In another experiment, covered in Proceedings of the Royal Society B, they found that the red tide algae was able to reduce the growth of the S. costatum diatom, but that exposure of the red tide organism to S. costatum makes the red tide less toxic to microscopic algae. That suggests that the diatom is somehow able to reduce the potency of red tide's toxins.
"It could be that Skeletonema is degrading Karenia's allelopathic chemicals just like it degrades brevetoxins. Or, it could be that Skeletonema is stressing Karenia out, making it harder to produce allelopathic chemicals," said Kubanek.
What they do know is that the brevetoxins that harm oysters and other members of the animal kingdom aren't the whole story.

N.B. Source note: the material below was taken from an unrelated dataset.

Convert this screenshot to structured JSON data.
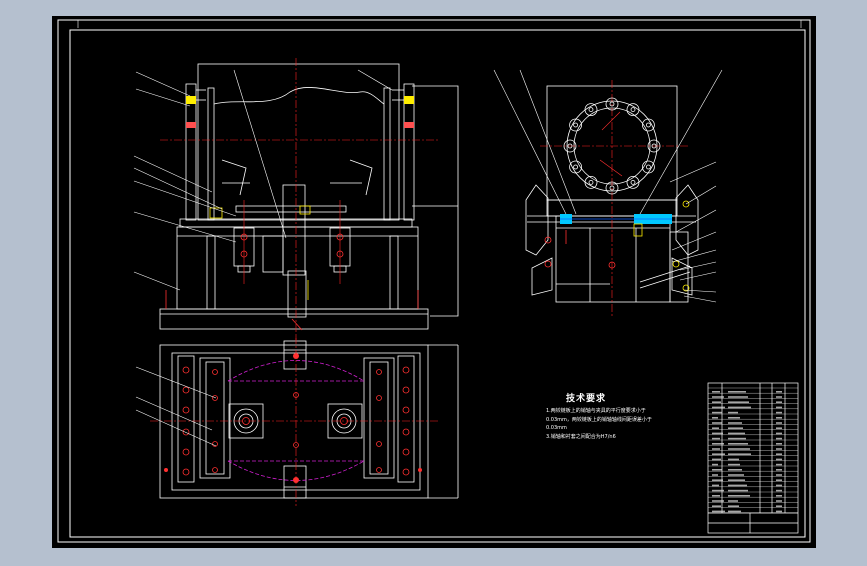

"We found that when we took seawater and added purified brevetoxins to it, the live algae didn't suffer much, so there must be other chemicals released by the red tide that are toxic to these algae," said Kubanek.
How that's done, isn't clear yet, but Kubanek and her group are currently working on finding the answer to that question.
"What we do know is that this diatom, S. costatum, is able to undermine these toxins produced by the red tide, as well as the brevetoxins that are known to kill vertebrate animals like fish and dolphins," said Kubanek.
If scientists such as Kubanek and her team can learn more about the strategies that microscopic algae use to reduce the toxicity of red tide, they might be able to use that knowledge to help reduce the poiso
|Contact: David Terraso|
Georgia Institute of Technology